ACTION ITEM: Within this material, how many lines have the string "heart" in them? The answer is a number, with nothing added.
*** RECORDS SUPPLIED Section Begins ***
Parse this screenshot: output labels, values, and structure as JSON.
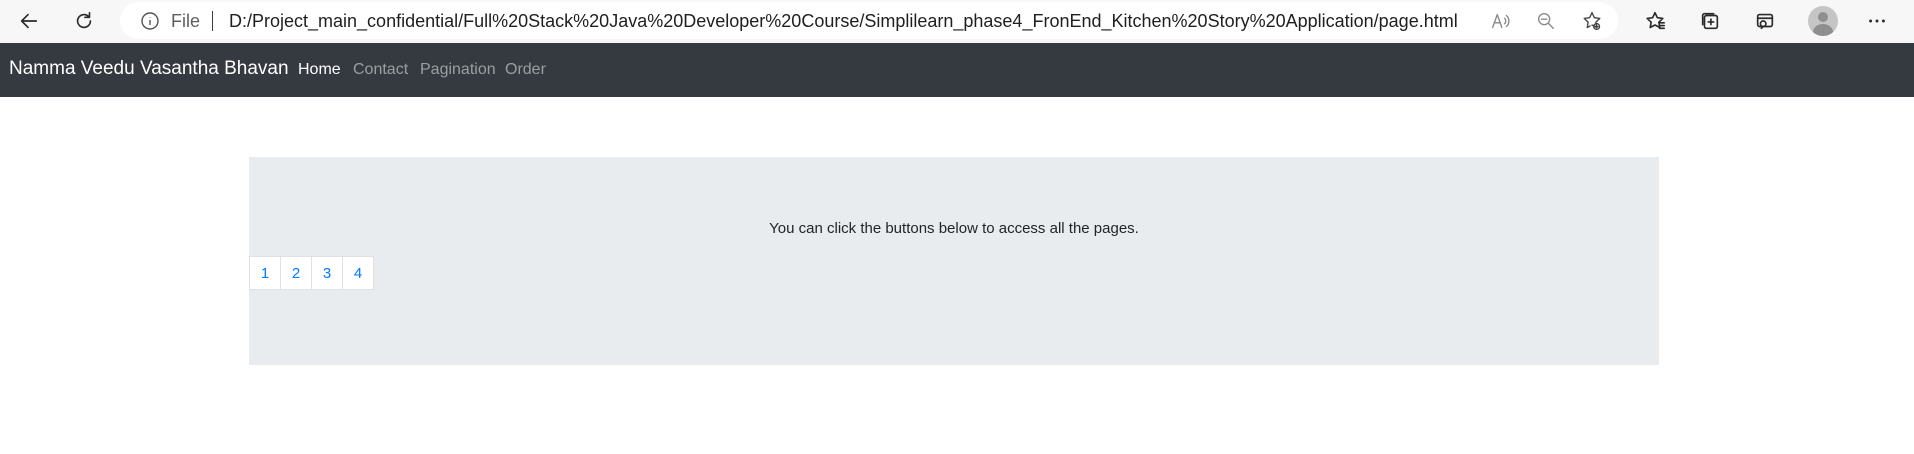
{
  "browser": {
    "file_label": "File",
    "url": "D:/Project_main_confidential/Full%20Stack%20Java%20Developer%20Course/Simplilearn_phase4_FronEnd_Kitchen%20Story%20Application/page.html",
    "icons": [
      "back-arrow-icon",
      "refresh-icon",
      "info-icon",
      "read-aloud-icon",
      "zoom-out-icon",
      "add-favorite-icon",
      "favorites-icon",
      "collections-icon",
      "browser-essentials-icon",
      "profile-avatar",
      "more-menu-icon"
    ]
  },
  "navbar": {
    "brand": "Namma Veedu Vasantha Bhavan",
    "links": [
      {
        "label": "Home",
        "active": true
      },
      {
        "label": "Contact",
        "active": false
      },
      {
        "label": "Pagination",
        "active": false
      },
      {
        "label": "Order",
        "active": false
      }
    ]
  },
  "jumbotron": {
    "text": "You can click the buttons below to access all the pages."
  },
  "pagination": {
    "pages": [
      "1",
      "2",
      "3",
      "4"
    ]
  },
  "colors": {
    "navbar_bg": "#343a40",
    "jumbotron_bg": "#e9ecef",
    "link_blue": "#007bff"
  }
}
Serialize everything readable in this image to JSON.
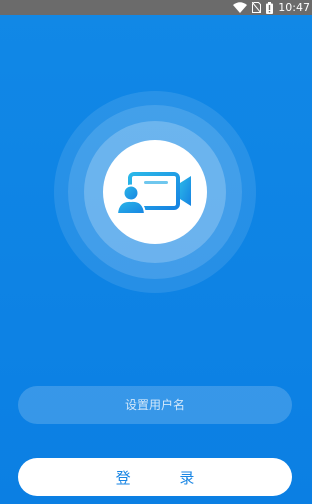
{
  "status_bar": {
    "time": "10:47",
    "icons": [
      "wifi-icon",
      "no-sim-icon",
      "battery-icon"
    ]
  },
  "logo": {
    "icon": "video-call-icon",
    "accent_color": "#1aa0e6"
  },
  "username": {
    "placeholder": "设置用户名",
    "value": ""
  },
  "login": {
    "label": "登 录"
  },
  "colors": {
    "background": "#0b7fe3",
    "status_bar": "#6b6b6b",
    "button_text": "#1a86e4"
  }
}
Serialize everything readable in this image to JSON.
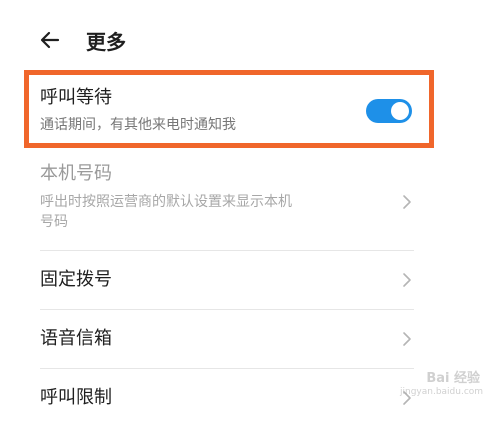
{
  "header": {
    "back_icon": "arrow-left-icon",
    "title": "更多"
  },
  "call_waiting": {
    "title": "呼叫等待",
    "subtitle": "通话期间，有其他来电时通知我",
    "enabled": true,
    "toggle_color": "#1e90e8",
    "highlight_color": "#f0662b"
  },
  "display_number": {
    "title": "本机号码",
    "subtitle_line1": "呼出时按照运营商的默认设置来显示本机",
    "subtitle_line2": "号码"
  },
  "menu": [
    {
      "label": "固定拨号"
    },
    {
      "label": "语音信箱"
    },
    {
      "label": "呼叫限制"
    }
  ],
  "watermark": {
    "text": "Bai 经验",
    "url": "jingyan.baidu.com"
  }
}
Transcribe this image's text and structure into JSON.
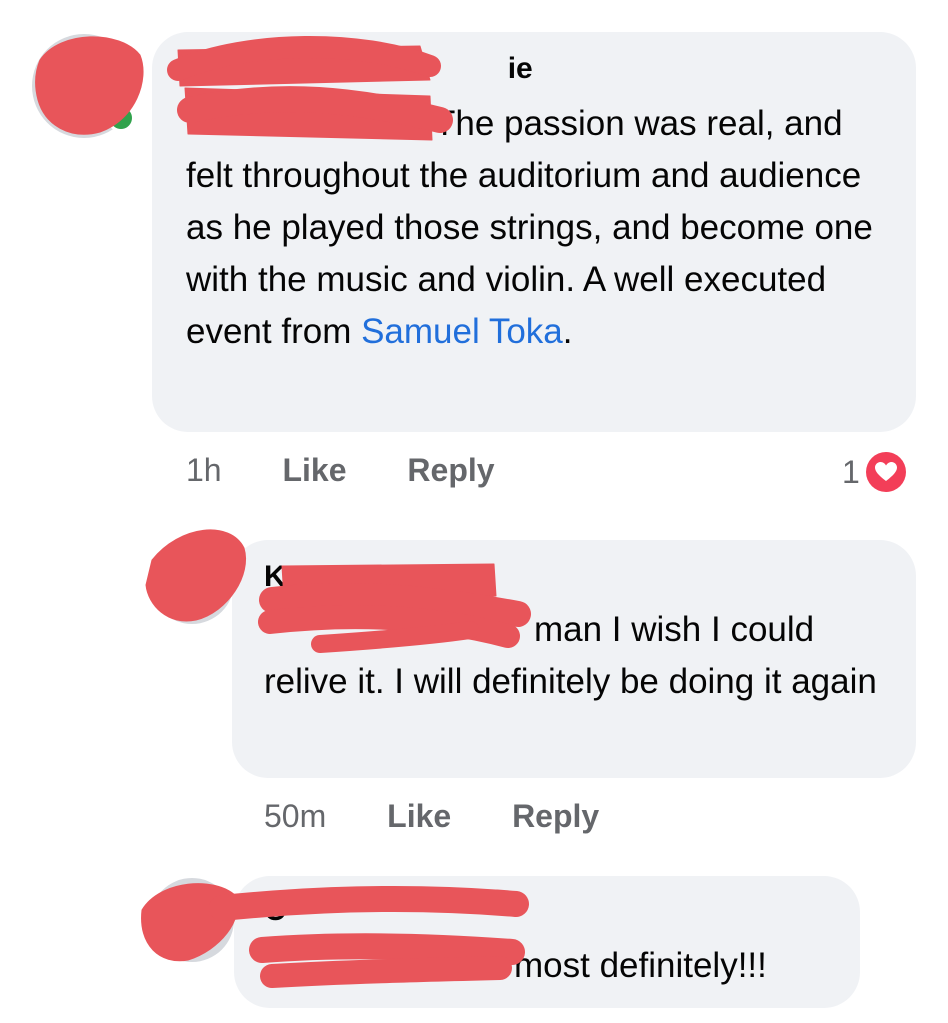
{
  "comments": [
    {
      "text_after_mention": "The passion was real, and felt throughout the auditorium and audience as he    played those strings, and become one with the music and violin. A well executed event from ",
      "tag": "Samuel Toka",
      "text_end": ".",
      "time": "1h",
      "like_label": "Like",
      "reply_label": "Reply",
      "reaction_count": "1",
      "reaction_icon": "heart-icon"
    },
    {
      "text_after_mention": "man I wish I could relive it. I will definitely be doing it again",
      "time": "50m",
      "like_label": "Like",
      "reply_label": "Reply"
    },
    {
      "text_after_mention": "most definitely!!!"
    }
  ],
  "colors": {
    "bubble": "#f0f2f5",
    "mention": "#216fdb",
    "redaction": "#e8555a",
    "online": "#31a24c",
    "heart": "#f33e58"
  }
}
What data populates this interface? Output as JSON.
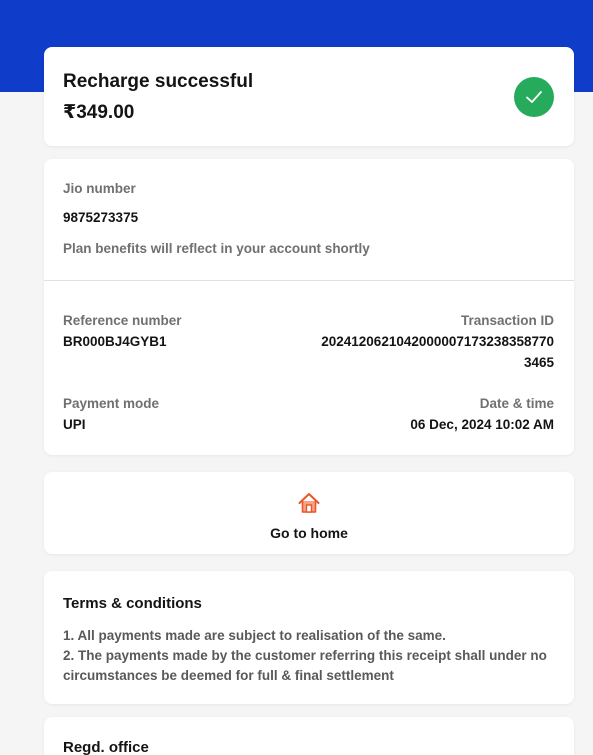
{
  "status": {
    "title": "Recharge successful",
    "amount": "₹349.00",
    "icon": "check-icon",
    "accent": "#25ab5b"
  },
  "details": {
    "number_label": "Jio number",
    "number_value": "9875273375",
    "note": "Plan benefits will reflect in your account shortly",
    "reference_label": "Reference number",
    "reference_value": "BR000BJ4GYB1",
    "transaction_label": "Transaction ID",
    "transaction_value_line1": "202412062104200000717323835877​0",
    "transaction_value_line2": "3465",
    "payment_mode_label": "Payment mode",
    "payment_mode_value": "UPI",
    "datetime_label": "Date & time",
    "datetime_value": "06 Dec, 2024 10:02 AM"
  },
  "home": {
    "label": "Go to home",
    "icon": "home-icon"
  },
  "terms": {
    "title": "Terms & conditions",
    "items": [
      "1. All payments made are subject to realisation of the same.",
      "2. The payments made by the customer referring this receipt shall under no circumstances be deemed for full & final settlement"
    ]
  },
  "office": {
    "title": "Regd. office"
  },
  "colors": {
    "brand_blue": "#0f3cc9",
    "success_green": "#25ab5b",
    "home_icon_orange": "#e8562a"
  }
}
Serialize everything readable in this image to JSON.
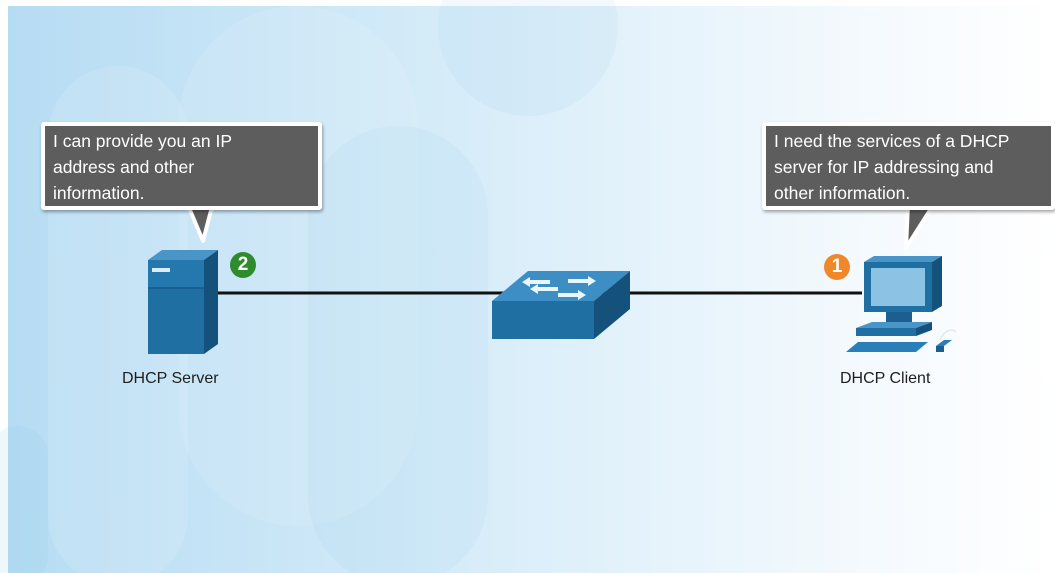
{
  "server": {
    "label": "DHCP Server",
    "message": [
      "I can provide you an IP",
      "address and other",
      "information."
    ],
    "step": "2",
    "step_color": "#2e8b2e"
  },
  "client": {
    "label": "DHCP Client",
    "message": [
      "I need the services of a DHCP",
      "server for IP addressing and",
      "other information."
    ],
    "step": "1",
    "step_color": "#f0882a"
  },
  "colors": {
    "device": "#1f6fa3",
    "link": "#111111",
    "bubble": "#5d5d5d"
  }
}
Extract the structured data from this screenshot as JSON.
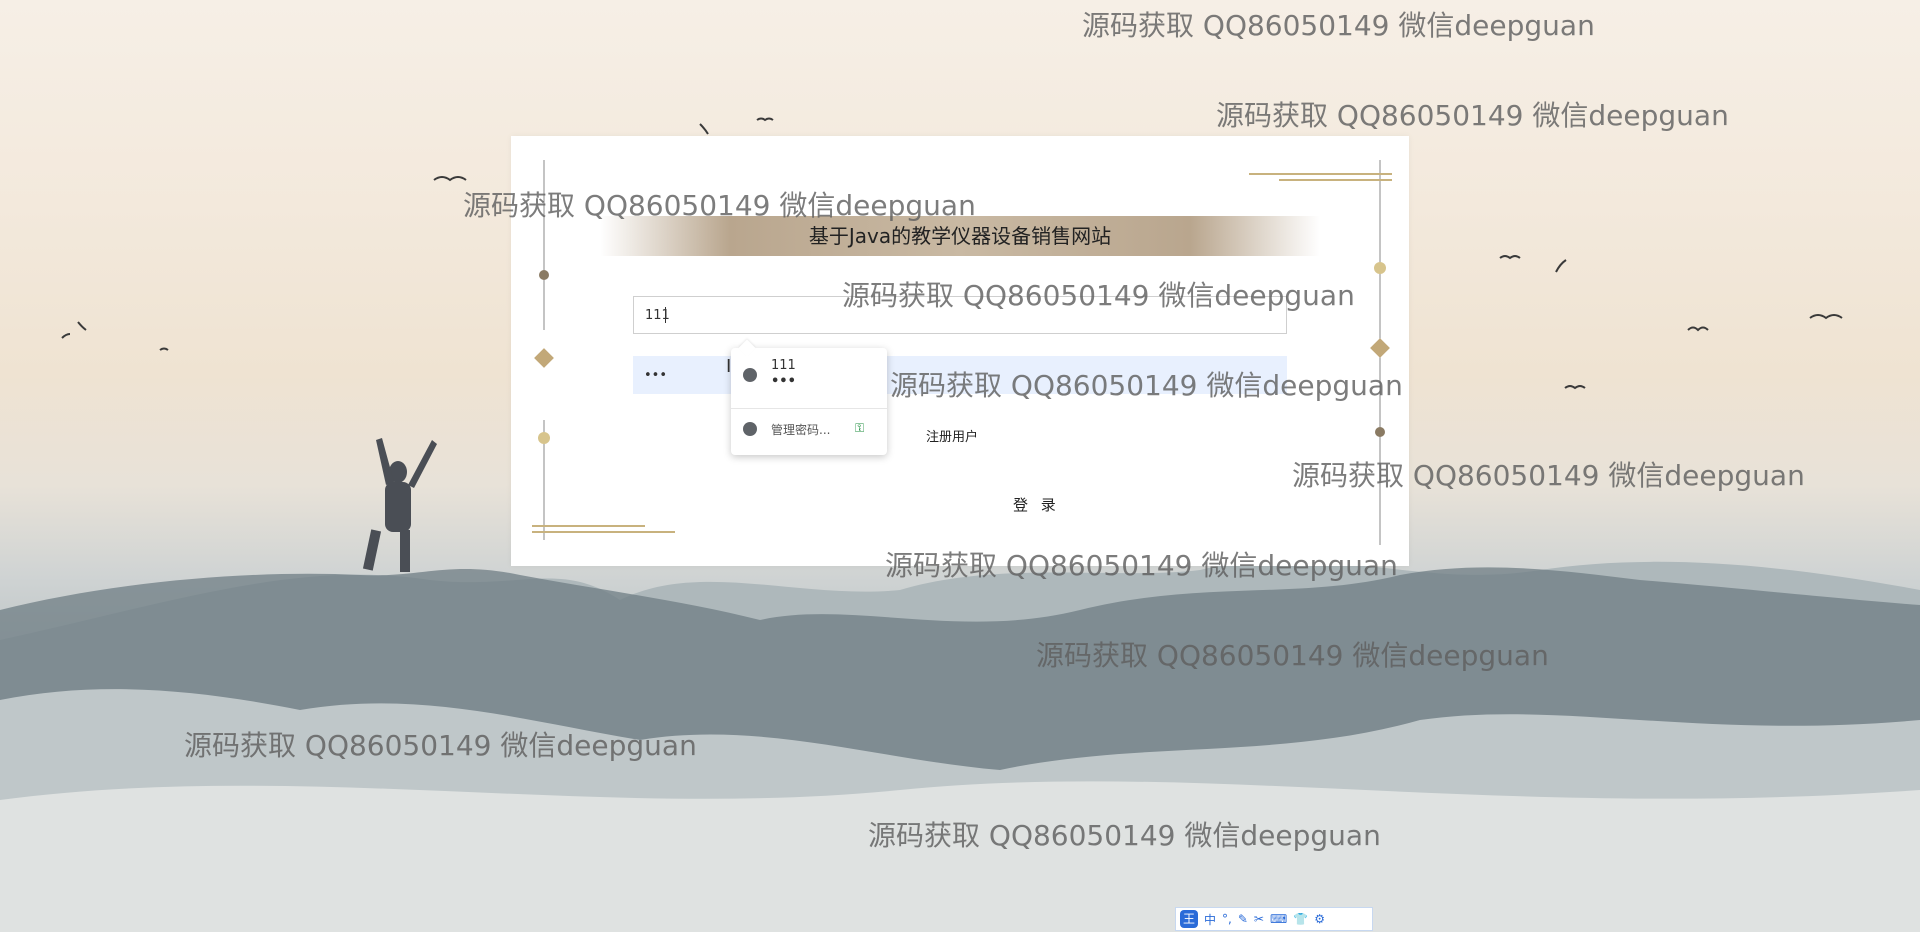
{
  "site_title": "基于Java的教学仪器设备销售网站",
  "form": {
    "username_value": "111",
    "password_value": "•••",
    "register_label": "注册用户",
    "login_label": "登 录"
  },
  "autofill": {
    "item_username": "111",
    "item_password": "•••",
    "manage_label": "管理密码...",
    "globe_icon": "globe-icon",
    "chrome_icon": "chrome-icon",
    "key_icon": "key-icon",
    "key_glyph": "⚿"
  },
  "watermark_text": "源码获取 QQ86050149 微信deepguan",
  "ime_toolbar": {
    "logo": "王",
    "items": [
      "中",
      "°,",
      "✎",
      "✂",
      "⌨",
      "👕",
      "⚙"
    ]
  },
  "colors": {
    "accent_gold": "#c8b27e",
    "title_band": "#bfae97",
    "autofill_bg": "#e8f0fe",
    "ime_blue": "#2a6bd8"
  }
}
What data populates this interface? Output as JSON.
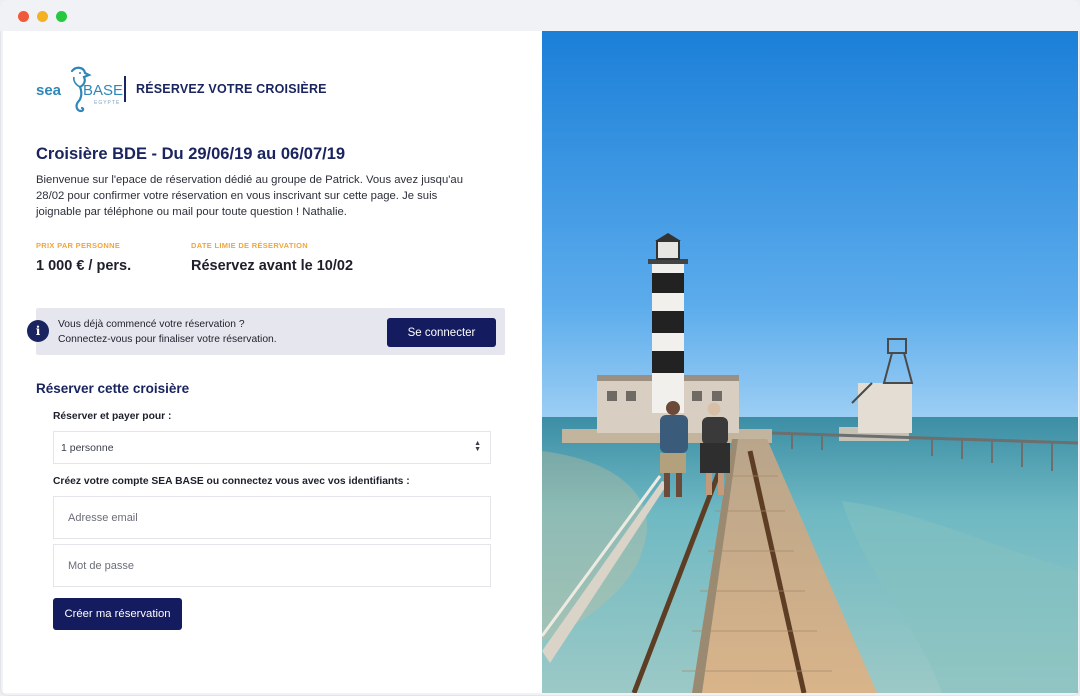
{
  "brand": {
    "word1": "sea",
    "word2": "BASE",
    "word3": "EGYPTE"
  },
  "header": {
    "title": "RÉSERVEZ VOTRE CROISIÈRE"
  },
  "cruise": {
    "title": "Croisière BDE - Du 29/06/19 au 06/07/19",
    "intro": "Bienvenue sur l'epace de réservation dédié au groupe de Patrick. Vous avez jusqu'au 28/02 pour confirmer votre réservation en vous inscrivant sur cette page. Je suis joignable par téléphone ou mail pour toute question ! Nathalie."
  },
  "price": {
    "label": "PRIX PAR PERSONNE",
    "value": "1 000 € / pers."
  },
  "deadline": {
    "label": "DATE LIMIE DE RÉSERVATION",
    "value": "Réservez avant le 10/02"
  },
  "notice": {
    "icon": "info-icon",
    "line1": "Vous déjà commencé votre réservation ?",
    "line2": "Connectez-vous pour finaliser votre réservation.",
    "button": "Se connecter"
  },
  "booking": {
    "title": "Réserver cette croisière",
    "pay_for_label": "Réserver et payer pour :",
    "pay_for_value": "1 personne",
    "account_label": "Créez votre compte SEA BASE ou connectez vous avec vos identifiants :",
    "email_placeholder": "Adresse email",
    "password_placeholder": "Mot de passe",
    "submit": "Créer ma réservation"
  },
  "colors": {
    "navy": "#141b5e",
    "accent": "#f0a63a",
    "sea_blue": "#2f86b8"
  }
}
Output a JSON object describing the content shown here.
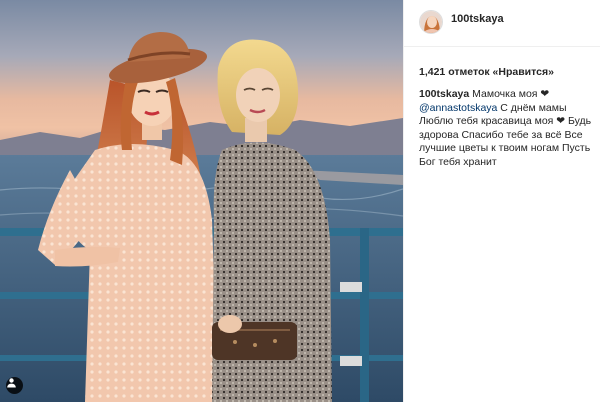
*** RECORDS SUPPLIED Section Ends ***
FINISHED TASK: 2